May 07 2013
Appointment is Columbia University's Highest Academic Honor

Wafaa El-Sadr, MD, MPH, Professor of Epidemiology and Medicine and Director of ICAP, is one of two new University Professors selected by Columbia University President Lee C. Bollinger and approved by the University Board of Trustees. Martin Chalfie, the William R. Kenan Jr. Professor of Biological Sciences and winner of a 2008 Nobel Prize in Chemistry, was similarly honored.

The rank of University Professor is Columbia University’s highest academic honor and, with the addition of professors El-Sadr and Chalfie, there are now 13 current members of the faculty who hold this special title.

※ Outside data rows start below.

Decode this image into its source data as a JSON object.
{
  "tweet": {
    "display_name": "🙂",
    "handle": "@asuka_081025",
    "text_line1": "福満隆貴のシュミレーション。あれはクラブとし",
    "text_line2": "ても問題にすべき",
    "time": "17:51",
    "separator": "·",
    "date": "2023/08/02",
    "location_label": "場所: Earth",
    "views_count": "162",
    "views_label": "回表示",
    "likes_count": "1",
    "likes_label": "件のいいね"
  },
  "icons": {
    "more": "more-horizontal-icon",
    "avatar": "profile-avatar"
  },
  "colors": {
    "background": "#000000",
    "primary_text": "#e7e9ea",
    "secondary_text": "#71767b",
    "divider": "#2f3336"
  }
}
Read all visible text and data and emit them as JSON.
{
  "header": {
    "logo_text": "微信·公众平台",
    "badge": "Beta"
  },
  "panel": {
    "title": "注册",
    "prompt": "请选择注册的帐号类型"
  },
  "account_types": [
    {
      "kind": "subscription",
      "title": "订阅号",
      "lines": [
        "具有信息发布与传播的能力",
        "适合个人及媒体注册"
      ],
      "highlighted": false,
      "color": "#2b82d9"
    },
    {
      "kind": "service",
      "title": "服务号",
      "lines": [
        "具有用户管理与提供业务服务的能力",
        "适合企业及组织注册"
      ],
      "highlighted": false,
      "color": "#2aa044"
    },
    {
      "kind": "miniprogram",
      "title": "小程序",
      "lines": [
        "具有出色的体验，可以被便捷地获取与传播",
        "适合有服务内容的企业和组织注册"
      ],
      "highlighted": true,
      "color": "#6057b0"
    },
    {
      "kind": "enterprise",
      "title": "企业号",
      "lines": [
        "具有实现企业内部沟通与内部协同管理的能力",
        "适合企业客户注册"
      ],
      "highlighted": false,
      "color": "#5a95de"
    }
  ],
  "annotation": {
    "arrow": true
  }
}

“In everything they do, Marty Chalfie and Wafaa El-Sadr embody Columbia’s core principles of academic excellence and service to our society,” said President Bollinger in making the announcement. “They have lived their lives in the constant pursuit of knowledge and innovation that improve the human condition. It is therefore with great pleasure that we recognize their accomplishments with this distinguished rank and celebrate their contributions as true ambassadors of Columbia University.”

“Dr. El-Sadr's scholarship, leadership, and impact is exemplary. It represents the goals of public health: science for the creation of health for millions, and then translation to impact. This is a moment of great pride for our school,” said Dean Linda P. Fried, MD, MPH.

Wafaa El-Sadr has been a revered member of the Columbia community for a quarter of a century, joining the College of Physicians and Surgeons in 1988, and then the Mailman School of Public Health, her alma mater, in 1999. An international expert about epidemiology and research on the prevention and management of HIV/AIDS, tuberculosis, and other infectious diseases, Dr. El-Sadr began her career as the HIV/AIDS epidemic took hold in this country. After developing successful methods of responding to the disease through ground-breaking research and innovative models of care in her own community as chief of the Division of Infectious Diseases at Harlem Hospital, she became a renowned leader in the global fight by arming healthcare systems in Africa and Central Asia with effective strategies for confronting the impact of the HIV/AIDS epidemic. A MacArthur Fellow, a member of the Institute of Medicine and director of both ICAP and the Center for Infectious Disease Epidemiology, Dr. El-Sadr has transformed the lives of millions of people living with HIV/AIDS around the world. Her focus on the health of women and children and on strengthening health systems around the world has established a foundation for addressing many global health threats. She is widely published in scientific literature, a global thought leader, while serving as a model of service and dedication for countless students and colleagues at Columbia and beyond.

“I am deeply grateful for the honor of being named a University Professor. It symbolizes the fact that Columbia cares deeply about ideas, but also cares how those ideas affect people in the U.S. and around the world,” said Dr. El-Sadr. “It honors not only my work, but also the essential contributions of the many colleagues and collaborators at Columbia and partners across the globe. I hope to take the opportunities attached to the University Professorship to emphasize how research and teaching can be ever more closely tied to changing lives for the better.”

During University Commencement on May 22, Dr. El-Sadr will lead the procession and carry a ceremonial mace.

University professorships are granted to members of the faculty in recognition of exceptional scholarly merit and distinguished service to Columbia. The other current holders of the rank are:

University Professors Emeriti include: